He and His knowledge are all absolutely one, and knowing Himself, He perceives and knows all the higher and lower beings, i.e., the beings in the higher and lower worlds,

עד שלשול קטן שבים, ועד יתוש קטן שיהיה בטבור הארץ

including even a small worm in the sea7 and a minute mosquito that may be found in the center of the earth;8

אין דבר נעלם ממנו

there is nothing concealed from Him.

ואין ידיעה זו מוסיפה בו ריבוי והרכבה כלל, מאחר שאינה רק ידיעת עצמו, ועצמותו ודעתו הכל אחד

This knowledge does not add multiplicity and composition to Him at all, since it is merely a knowledge of Himself; and His Being and His knowledge are all one.9

Thus, by knowing Himself, He knows all created beings that derive their existence from Him and that are utterly nullified to Him and unified with Him.

ולפי שזה קשה מאד לצייר בשכלנו, על כן אמר הנביא: כי גבהו שמים מארץ, כן גבהו דרכי מדרכיכם ומחשבותי ממחשבותיכם

Inasmuch as this form of knowledge is very difficult to envisage, the Prophet [Isaiah] therefore said,10 “For as the heavens are higher than the earth so are My ways higher than your ways, and My thoughts than your thoughts.”

וכתיב: החקר אלקה תמצא וגו׳, וכתיב: העיני בשר לך, אם כראות אנוש תראה

It is likewise written,11 “Can you by [intellectual] searching find G‑d?...”; and so too,12 “Have You eyes of flesh, and do You see as man sees?”

שהאדם רואה ויודע כל הדברים בידיעה שחוץ ממנו
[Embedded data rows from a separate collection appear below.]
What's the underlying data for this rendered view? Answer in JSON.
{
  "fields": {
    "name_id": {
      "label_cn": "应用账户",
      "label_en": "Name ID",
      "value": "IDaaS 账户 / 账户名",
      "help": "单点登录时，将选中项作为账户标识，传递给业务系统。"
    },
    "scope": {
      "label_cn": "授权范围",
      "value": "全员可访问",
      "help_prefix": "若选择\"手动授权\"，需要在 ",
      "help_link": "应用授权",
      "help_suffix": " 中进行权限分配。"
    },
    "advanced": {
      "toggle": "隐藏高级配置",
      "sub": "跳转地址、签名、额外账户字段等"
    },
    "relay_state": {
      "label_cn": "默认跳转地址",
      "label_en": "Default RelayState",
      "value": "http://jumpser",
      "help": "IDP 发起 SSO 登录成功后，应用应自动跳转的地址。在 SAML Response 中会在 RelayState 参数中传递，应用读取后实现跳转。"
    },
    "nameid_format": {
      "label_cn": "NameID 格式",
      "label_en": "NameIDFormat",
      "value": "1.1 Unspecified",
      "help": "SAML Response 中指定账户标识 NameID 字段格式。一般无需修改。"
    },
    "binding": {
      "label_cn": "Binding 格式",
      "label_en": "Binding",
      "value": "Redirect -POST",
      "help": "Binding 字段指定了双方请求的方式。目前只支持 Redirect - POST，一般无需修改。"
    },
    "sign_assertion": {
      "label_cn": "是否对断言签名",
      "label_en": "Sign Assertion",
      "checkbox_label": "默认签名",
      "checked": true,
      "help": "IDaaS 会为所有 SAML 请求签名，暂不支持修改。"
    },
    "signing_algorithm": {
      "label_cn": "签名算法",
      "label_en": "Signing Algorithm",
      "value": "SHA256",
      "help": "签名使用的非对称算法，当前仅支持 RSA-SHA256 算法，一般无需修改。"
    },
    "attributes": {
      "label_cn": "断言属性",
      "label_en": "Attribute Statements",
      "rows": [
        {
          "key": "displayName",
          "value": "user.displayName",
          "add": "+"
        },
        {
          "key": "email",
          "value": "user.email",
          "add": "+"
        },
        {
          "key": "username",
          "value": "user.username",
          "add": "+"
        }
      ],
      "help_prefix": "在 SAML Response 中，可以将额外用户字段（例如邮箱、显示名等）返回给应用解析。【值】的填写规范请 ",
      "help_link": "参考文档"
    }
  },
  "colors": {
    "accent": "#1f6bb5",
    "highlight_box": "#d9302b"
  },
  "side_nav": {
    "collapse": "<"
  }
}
For man sees and knows everything with a knowledge that is external to himself, and hence something is added to him by his knowledge,

והקב״ה בידיעת עצמו

whereas the Holy One, blessed be He, [knows all] by knowing Himself.

עד כאן לשונו

These are the [paraphrased] words [of Maimonides].

עיין שם בהלכות יסודי התורה, והסכימו עמו חכמי הקבלה, כמבואר בפרד״ס מהרמ״ק ז״ל

(13See Hilchot Yesodei HaTorah. The Sages of the Kabbalah have agreed with him, as is explained in Pardes of Rabbi Moshe Cordovero, of blessed memory.)

There are a number of Torah sages who sharply disagree with Maimonides‘ view. They claim that no descriptive term may be applied to G‑d — not even that of knowledge, and not even of a form of knowledge so rarefied that it is completely beyond the realm of human experience. To say that G‑d is the “Knower” and the “Knowledge” and so on, so the argument runs, is to give Infinite G‑d a description which would serve to limit Him.